Sloth Fur: A Hairy, Green Ecosystem

article by Mina , illustrated by Shelley Knoll-Miller

Learning intention:

I am learning to use audience-appropriate metalanguage to describe the effect of ideas so that I can write a review.


Success criteria:

  • I can identify the target audience for different texts.
  • I can describe ideas of representation in a text.
  • I can use my point of view and personal preferences to write a review of a text.


Essential knowledge:

  • Information about point of view can be found in the English Textual Concepts video Point of View.
  • More information about representation can be found in the English Textual Concepts video Representation.


Focus question: How can representation be adapted for different audiences?


Prior to reading, ask class about their personal views on sloths, such as if they know what sloths are, whether they’ve had positive or negative experiences of sloths and if they’ve seen sloths presented in media. View the excerpt of Zootopia: Flash the Sloth Laughing Scene, where the main characters encounter a sloth named Flash (up until 1 min 49 sec). Ask students to revise their personal views on sloths after seeing this excerpt.


Discuss the target audience for Zootopia. Students should agree the movie is targeted at kids, with jokes also thrown in for adults. Discuss the target audience for the magazine Orbit (school students, mainly year fives). Explain that the class is about to read an article about sloths in the magazine Orbit. To stimulate discussion, ask:

  • How might the article in Orbit differ from the Zootopia excerpt?
  • Why do you think that is?
  • What sort of information do you expect to be in the Orbit article?
  • Do you think you’ll like the article? Why or why not?


As a class, read the article Sloth Fur or listen to the audio recording. Afterwards, ask:

  • What surprised you about the article?
  • How did the representation of sloths differ between the article and the Zootopia excerpt?
  • Why do you think that is?
  • Have your feelings on sloths changed?
  • Did you like the article?


Encourage students to think about how their personal feelings have affected their reaction to the article. If students love everything about sloths, perhaps they find this new information fascinating. Some students may have enjoyed the sloth humour in Zootopia but disliked reading about faeces. Other students may have found the sloth scene in Zootopia boring but were interested again once poo was mentioned. Have students discuss their specific reactions with a partner.


Explain that students will be writing a review of the article Sloth Fur. Remind them that a review:

  • summarises the text
  • describes how features may or may not appeal
  • includes specific details such as quotes from the text
  • identifies an audience
  • includes a final judgement, such as a star rating


Invite students to refer to the Zootopia scene when comparing the representation of sloths in the text. A sample review is below.

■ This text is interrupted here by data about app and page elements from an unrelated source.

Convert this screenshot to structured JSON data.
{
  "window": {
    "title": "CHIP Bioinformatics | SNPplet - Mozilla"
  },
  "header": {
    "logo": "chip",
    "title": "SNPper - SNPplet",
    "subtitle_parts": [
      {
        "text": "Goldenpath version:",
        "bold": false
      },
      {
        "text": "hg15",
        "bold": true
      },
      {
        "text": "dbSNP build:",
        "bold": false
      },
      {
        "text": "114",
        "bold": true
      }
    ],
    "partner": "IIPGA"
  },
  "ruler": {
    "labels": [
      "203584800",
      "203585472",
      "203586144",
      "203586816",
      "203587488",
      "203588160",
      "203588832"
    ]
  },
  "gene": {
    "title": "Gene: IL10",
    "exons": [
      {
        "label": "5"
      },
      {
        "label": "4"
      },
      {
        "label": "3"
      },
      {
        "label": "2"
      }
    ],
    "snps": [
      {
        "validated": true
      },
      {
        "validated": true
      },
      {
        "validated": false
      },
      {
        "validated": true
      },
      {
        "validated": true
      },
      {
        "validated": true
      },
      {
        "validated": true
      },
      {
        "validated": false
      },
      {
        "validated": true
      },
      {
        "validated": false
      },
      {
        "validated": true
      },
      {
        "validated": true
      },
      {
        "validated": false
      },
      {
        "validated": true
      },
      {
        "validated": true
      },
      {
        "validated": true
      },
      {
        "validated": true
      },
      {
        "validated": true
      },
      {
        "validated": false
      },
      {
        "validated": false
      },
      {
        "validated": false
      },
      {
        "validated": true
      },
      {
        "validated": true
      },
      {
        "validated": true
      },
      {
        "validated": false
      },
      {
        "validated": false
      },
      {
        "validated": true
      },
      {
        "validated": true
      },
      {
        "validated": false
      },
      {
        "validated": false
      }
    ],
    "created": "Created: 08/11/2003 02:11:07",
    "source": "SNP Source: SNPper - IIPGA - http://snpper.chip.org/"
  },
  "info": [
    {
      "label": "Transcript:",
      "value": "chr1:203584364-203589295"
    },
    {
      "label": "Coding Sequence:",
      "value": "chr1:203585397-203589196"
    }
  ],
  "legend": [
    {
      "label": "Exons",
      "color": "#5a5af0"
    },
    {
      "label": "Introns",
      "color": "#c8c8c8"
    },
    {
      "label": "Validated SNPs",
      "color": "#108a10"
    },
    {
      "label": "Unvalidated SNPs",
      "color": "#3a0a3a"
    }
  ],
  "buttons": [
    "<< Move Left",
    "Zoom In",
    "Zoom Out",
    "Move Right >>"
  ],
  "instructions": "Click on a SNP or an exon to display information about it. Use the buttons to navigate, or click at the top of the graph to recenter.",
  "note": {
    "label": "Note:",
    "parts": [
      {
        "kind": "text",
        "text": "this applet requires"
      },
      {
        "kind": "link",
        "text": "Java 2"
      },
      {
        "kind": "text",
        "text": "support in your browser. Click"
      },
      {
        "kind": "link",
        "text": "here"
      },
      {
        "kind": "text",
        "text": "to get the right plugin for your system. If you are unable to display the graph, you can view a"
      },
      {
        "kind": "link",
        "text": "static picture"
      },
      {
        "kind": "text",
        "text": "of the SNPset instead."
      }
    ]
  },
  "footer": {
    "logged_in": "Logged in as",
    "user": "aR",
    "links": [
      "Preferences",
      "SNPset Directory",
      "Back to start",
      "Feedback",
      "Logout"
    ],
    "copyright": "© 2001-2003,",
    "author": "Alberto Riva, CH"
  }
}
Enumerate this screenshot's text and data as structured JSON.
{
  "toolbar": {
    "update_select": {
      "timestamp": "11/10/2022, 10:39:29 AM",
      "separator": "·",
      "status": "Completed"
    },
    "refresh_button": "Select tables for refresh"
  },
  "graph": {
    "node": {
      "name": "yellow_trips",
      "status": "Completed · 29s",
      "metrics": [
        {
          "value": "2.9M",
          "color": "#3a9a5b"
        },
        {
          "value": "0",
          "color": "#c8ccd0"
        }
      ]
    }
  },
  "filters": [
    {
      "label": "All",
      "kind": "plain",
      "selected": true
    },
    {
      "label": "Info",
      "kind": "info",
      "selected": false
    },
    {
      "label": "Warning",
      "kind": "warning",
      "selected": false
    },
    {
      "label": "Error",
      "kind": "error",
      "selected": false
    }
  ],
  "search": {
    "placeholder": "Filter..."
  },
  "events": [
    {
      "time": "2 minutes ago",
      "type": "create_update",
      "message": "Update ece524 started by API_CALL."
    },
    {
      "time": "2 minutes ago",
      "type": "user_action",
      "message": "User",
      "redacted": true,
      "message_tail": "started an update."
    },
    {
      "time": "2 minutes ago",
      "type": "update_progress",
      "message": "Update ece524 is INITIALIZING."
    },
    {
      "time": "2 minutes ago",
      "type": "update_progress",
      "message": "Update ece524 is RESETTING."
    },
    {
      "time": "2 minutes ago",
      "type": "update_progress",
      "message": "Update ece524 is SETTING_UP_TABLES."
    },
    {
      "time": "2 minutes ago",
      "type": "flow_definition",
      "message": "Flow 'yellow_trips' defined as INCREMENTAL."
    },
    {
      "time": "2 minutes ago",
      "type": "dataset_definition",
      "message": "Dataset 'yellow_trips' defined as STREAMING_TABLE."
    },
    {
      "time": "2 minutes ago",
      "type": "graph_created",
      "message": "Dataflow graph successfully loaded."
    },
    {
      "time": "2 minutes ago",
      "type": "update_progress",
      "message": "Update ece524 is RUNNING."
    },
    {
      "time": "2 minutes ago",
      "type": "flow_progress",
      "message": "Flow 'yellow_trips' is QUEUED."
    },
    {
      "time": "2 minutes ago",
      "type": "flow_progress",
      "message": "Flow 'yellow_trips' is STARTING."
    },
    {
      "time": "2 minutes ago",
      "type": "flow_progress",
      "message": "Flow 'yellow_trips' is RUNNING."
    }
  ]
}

Sloth Fur: A Hairy, Green Ecosystem by Mina in issue 10 of Orbit 2023 examines the ecosystem that exists within a sloth’s fur, including algae and the sloth moth. This article has a lot of unique and interesting facts that I didn’t know about sloths. I personally love sloths because of the humour surrounding them, such as the representation of Flash the sloth in Zootopia. However, this article talks about algae on the sloth’s fur and larvae eating sloth poo (the article makes it extra disturbing by saying the larvae is “snacking away”), so it might be more suited for hardcore fans of sloths, or at least students who like gross things. 4/5 stars.

Assessment of/for learning:

Self-assessment checklist:

  • Includes the title of the article
  • Summarises the article
  • Identifies an audience for the article
  • Mentions the varying representation of sloths according to audience
  • Uses a quote from the article
  • Gives a personal opinion on the article